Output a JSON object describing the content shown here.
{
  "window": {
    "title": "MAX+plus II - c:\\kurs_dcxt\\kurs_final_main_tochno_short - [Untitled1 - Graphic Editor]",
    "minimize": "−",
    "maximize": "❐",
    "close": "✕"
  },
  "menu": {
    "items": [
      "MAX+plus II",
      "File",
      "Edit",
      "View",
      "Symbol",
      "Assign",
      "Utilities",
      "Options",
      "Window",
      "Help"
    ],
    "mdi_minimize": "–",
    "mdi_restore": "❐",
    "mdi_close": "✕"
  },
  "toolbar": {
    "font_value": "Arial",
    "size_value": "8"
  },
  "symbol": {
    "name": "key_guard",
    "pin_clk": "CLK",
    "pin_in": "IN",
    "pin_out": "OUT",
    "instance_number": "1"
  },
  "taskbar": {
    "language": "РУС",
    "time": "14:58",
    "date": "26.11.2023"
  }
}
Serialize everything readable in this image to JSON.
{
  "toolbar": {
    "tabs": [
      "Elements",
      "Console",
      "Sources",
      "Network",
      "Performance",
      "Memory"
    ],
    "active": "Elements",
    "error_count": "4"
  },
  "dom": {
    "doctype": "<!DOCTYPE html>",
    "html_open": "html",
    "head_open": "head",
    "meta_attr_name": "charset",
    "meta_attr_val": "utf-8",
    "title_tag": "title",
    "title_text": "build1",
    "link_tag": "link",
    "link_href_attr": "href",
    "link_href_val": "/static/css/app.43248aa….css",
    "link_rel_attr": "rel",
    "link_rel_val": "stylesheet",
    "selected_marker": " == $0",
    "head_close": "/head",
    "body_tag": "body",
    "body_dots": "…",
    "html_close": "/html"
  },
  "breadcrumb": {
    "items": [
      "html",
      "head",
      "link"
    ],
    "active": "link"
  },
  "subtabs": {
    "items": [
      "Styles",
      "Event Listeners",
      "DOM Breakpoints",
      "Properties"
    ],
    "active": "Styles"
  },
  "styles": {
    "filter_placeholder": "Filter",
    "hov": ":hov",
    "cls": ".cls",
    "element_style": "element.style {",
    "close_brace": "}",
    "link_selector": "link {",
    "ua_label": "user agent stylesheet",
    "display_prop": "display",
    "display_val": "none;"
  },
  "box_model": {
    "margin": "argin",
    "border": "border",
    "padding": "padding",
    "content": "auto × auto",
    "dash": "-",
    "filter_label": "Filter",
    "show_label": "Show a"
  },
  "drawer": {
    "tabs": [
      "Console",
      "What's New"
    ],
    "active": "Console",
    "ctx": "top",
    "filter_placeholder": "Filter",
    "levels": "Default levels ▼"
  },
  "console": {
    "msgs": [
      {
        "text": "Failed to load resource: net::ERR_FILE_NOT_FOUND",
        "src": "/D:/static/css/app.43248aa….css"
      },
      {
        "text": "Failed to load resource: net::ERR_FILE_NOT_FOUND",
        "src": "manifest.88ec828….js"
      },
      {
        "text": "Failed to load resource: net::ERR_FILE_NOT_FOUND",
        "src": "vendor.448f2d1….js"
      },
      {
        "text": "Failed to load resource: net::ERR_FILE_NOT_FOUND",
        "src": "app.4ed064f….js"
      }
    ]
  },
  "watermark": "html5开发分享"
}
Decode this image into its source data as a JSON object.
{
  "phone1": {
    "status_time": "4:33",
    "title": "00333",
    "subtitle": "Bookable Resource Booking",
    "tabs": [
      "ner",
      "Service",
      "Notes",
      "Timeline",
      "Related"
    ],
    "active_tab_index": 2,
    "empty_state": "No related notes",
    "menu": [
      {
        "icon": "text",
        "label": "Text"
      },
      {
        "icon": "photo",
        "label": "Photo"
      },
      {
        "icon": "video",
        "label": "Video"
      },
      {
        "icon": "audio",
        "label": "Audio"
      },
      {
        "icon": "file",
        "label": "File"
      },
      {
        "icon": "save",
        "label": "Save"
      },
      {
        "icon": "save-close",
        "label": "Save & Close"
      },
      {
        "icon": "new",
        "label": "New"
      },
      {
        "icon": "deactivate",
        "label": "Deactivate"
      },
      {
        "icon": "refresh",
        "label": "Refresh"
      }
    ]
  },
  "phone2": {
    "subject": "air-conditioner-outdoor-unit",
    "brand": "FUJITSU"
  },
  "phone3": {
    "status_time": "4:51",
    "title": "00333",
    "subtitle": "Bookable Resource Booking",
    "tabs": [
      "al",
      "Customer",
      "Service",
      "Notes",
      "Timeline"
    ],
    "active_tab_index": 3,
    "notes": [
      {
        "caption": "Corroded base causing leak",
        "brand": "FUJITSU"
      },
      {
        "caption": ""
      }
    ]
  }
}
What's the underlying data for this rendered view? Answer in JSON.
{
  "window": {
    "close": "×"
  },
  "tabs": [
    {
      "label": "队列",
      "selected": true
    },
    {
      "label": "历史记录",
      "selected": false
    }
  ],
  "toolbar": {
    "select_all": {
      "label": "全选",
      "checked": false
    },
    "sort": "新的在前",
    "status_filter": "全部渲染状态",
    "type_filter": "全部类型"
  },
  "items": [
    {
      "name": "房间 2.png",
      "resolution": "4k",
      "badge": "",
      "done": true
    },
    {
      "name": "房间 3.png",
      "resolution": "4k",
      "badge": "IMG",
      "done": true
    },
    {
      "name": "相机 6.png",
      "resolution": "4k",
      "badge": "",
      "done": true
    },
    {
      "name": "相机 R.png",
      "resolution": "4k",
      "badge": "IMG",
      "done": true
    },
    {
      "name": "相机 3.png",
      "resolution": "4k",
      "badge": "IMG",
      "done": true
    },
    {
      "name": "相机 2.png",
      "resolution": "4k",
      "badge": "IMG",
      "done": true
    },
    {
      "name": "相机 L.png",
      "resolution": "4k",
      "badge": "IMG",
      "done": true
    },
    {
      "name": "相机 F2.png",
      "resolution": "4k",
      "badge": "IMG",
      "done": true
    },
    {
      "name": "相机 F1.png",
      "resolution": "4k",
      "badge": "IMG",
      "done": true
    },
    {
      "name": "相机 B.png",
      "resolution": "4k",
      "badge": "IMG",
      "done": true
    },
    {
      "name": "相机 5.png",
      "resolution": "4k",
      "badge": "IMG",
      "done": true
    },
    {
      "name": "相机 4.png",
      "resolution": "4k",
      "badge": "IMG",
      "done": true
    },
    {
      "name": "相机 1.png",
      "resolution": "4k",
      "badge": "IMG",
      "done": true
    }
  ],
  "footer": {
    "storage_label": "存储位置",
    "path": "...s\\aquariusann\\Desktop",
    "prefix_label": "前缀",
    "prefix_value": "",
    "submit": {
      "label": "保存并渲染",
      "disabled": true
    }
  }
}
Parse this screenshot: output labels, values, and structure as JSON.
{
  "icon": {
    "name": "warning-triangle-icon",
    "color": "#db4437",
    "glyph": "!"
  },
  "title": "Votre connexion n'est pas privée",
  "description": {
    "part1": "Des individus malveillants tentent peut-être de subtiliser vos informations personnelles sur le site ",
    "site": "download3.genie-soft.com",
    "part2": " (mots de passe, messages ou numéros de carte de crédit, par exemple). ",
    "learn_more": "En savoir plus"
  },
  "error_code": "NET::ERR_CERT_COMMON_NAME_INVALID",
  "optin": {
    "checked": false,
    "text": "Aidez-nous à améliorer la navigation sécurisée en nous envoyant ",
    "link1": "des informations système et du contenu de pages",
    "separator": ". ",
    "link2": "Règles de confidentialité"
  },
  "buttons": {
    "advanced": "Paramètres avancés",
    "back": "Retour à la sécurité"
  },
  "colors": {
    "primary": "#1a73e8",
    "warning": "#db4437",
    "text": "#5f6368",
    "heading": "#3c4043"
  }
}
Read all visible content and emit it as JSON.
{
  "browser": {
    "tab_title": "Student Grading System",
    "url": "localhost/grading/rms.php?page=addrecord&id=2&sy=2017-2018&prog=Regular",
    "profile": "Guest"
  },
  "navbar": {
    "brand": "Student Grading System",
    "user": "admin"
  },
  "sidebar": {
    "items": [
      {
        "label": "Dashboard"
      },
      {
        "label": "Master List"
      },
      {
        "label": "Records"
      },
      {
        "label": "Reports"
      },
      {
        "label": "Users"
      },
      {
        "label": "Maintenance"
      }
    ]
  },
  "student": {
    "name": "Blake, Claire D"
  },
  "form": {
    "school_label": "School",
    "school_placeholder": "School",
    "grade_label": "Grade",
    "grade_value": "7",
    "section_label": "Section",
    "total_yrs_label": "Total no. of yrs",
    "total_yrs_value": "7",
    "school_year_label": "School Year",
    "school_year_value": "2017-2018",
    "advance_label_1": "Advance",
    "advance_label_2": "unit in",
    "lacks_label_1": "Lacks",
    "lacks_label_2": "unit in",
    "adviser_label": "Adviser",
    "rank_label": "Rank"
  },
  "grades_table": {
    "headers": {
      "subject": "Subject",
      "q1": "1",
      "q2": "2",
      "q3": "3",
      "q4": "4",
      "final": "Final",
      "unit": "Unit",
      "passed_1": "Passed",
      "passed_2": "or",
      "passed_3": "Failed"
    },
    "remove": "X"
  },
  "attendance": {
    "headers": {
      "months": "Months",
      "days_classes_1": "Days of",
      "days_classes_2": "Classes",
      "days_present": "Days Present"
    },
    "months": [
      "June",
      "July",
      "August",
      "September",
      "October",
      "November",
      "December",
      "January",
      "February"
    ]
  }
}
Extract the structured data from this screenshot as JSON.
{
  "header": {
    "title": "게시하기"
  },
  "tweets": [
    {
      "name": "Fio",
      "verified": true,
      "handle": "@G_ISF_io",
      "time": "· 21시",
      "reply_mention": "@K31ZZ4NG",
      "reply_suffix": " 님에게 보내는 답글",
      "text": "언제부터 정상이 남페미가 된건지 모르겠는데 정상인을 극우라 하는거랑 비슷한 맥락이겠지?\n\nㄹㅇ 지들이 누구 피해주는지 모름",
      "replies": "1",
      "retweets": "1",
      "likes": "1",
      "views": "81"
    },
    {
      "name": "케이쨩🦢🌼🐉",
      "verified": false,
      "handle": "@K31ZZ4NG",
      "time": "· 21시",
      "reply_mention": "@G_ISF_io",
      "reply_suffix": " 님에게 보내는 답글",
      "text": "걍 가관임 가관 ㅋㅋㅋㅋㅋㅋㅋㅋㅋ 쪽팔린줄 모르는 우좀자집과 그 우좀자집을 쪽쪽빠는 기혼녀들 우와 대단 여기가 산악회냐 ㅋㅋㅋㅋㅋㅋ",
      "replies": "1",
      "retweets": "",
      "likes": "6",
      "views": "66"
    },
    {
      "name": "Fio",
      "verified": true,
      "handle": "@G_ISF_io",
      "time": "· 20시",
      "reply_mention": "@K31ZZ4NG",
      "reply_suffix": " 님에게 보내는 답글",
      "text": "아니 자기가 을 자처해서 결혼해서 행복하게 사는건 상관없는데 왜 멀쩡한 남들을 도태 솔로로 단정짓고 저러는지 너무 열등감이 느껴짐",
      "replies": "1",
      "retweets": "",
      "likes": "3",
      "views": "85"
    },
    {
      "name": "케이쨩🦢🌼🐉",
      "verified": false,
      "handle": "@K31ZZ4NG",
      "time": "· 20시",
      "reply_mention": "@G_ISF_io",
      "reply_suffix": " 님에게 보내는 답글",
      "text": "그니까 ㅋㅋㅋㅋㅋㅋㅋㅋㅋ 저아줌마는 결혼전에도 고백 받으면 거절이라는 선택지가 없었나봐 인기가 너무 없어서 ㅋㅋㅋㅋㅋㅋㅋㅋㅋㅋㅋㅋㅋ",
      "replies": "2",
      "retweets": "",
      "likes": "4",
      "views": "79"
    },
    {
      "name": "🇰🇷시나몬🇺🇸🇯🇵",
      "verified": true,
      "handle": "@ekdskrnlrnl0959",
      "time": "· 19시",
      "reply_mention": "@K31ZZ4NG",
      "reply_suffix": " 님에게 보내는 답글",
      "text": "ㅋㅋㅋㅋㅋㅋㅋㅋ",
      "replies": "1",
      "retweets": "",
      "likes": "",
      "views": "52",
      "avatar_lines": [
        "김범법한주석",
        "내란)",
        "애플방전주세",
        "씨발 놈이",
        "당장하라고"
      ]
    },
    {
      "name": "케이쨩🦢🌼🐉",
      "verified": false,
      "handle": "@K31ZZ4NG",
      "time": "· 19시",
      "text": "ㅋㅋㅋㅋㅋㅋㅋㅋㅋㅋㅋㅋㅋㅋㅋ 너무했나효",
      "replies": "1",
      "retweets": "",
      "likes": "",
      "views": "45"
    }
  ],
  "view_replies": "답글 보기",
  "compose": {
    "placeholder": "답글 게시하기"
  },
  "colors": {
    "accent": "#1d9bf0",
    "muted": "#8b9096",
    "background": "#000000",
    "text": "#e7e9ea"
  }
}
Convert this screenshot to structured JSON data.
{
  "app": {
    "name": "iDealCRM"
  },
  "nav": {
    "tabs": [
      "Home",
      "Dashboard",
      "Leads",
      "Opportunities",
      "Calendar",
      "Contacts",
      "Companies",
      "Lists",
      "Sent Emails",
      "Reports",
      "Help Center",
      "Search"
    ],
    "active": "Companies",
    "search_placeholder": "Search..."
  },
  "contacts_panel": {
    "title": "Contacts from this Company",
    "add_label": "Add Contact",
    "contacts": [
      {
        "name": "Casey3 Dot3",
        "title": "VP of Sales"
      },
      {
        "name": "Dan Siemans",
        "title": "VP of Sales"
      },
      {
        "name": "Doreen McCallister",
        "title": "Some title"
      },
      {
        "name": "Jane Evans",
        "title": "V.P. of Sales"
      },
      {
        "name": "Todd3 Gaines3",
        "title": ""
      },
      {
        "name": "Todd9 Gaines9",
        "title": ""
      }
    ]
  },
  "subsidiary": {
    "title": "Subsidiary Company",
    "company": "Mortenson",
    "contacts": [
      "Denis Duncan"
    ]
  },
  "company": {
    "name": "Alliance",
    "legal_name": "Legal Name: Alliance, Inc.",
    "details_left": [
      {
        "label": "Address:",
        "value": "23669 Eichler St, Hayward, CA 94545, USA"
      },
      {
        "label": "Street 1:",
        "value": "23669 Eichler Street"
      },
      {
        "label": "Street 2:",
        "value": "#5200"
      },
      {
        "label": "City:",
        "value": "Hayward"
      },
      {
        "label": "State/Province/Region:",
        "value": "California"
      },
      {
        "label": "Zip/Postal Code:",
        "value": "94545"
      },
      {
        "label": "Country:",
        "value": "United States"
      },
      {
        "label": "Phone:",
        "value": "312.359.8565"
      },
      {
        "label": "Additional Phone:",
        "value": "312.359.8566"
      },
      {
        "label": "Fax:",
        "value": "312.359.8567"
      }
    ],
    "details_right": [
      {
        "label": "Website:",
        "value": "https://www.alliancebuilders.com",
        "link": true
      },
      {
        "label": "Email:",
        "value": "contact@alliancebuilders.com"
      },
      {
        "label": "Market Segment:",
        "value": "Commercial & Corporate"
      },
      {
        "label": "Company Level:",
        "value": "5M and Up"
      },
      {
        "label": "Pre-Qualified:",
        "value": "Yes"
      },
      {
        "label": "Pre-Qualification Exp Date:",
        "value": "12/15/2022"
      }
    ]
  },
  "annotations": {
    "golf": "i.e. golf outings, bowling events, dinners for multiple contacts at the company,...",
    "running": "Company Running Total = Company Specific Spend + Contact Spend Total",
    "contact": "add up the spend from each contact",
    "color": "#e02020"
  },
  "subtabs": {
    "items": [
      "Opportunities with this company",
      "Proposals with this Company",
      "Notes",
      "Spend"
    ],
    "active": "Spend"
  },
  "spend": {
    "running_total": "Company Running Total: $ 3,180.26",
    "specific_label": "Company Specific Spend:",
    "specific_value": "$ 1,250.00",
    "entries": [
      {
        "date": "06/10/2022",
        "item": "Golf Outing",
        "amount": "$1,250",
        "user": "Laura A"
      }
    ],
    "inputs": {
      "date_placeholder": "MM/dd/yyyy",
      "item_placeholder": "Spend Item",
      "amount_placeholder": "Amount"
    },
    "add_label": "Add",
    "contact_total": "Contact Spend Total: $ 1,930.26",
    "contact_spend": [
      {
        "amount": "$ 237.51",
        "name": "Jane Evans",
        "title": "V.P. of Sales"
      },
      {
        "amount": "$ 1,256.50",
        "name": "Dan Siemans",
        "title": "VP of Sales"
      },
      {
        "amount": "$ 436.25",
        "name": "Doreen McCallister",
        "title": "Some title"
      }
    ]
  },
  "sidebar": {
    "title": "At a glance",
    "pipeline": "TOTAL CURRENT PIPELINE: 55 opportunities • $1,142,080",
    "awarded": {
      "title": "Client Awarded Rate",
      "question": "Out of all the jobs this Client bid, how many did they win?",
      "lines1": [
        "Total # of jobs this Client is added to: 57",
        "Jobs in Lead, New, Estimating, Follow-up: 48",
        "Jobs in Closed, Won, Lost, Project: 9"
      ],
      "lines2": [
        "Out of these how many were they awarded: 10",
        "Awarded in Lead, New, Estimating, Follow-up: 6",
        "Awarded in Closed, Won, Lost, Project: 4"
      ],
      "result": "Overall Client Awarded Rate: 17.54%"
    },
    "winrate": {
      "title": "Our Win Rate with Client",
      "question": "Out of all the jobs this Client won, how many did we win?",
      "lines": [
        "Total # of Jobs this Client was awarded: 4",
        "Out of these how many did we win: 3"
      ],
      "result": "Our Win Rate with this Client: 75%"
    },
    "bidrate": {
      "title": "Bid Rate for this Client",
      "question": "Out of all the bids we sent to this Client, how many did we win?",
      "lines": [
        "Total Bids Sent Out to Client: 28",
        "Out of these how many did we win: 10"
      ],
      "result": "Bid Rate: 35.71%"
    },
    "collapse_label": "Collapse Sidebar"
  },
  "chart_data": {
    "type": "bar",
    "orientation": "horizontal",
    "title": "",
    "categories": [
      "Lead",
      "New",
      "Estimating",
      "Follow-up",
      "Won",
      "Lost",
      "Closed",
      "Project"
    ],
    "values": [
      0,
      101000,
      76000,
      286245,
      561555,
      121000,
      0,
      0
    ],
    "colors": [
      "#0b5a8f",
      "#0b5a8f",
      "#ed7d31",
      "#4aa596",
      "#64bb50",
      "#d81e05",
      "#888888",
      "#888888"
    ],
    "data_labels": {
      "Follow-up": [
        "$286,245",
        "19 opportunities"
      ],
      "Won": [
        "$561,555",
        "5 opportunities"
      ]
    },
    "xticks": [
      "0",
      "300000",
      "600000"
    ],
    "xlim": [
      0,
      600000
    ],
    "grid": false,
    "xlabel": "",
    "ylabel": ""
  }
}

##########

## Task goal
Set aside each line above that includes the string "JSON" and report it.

## Solved exercise
Output a JSON object describing the content shown here.
Serialize everything readable in this image to JSON.
Decode this image into its source data as a JSON object.
What's the underlying data for this rendered view? Answer in JSON.
Parse this screenshot: output labels, values, and structure as JSON.
Read all visible content and emit it as JSON.
Extract the structured data from this screenshot as JSON.
Convert this screenshot to structured JSON data.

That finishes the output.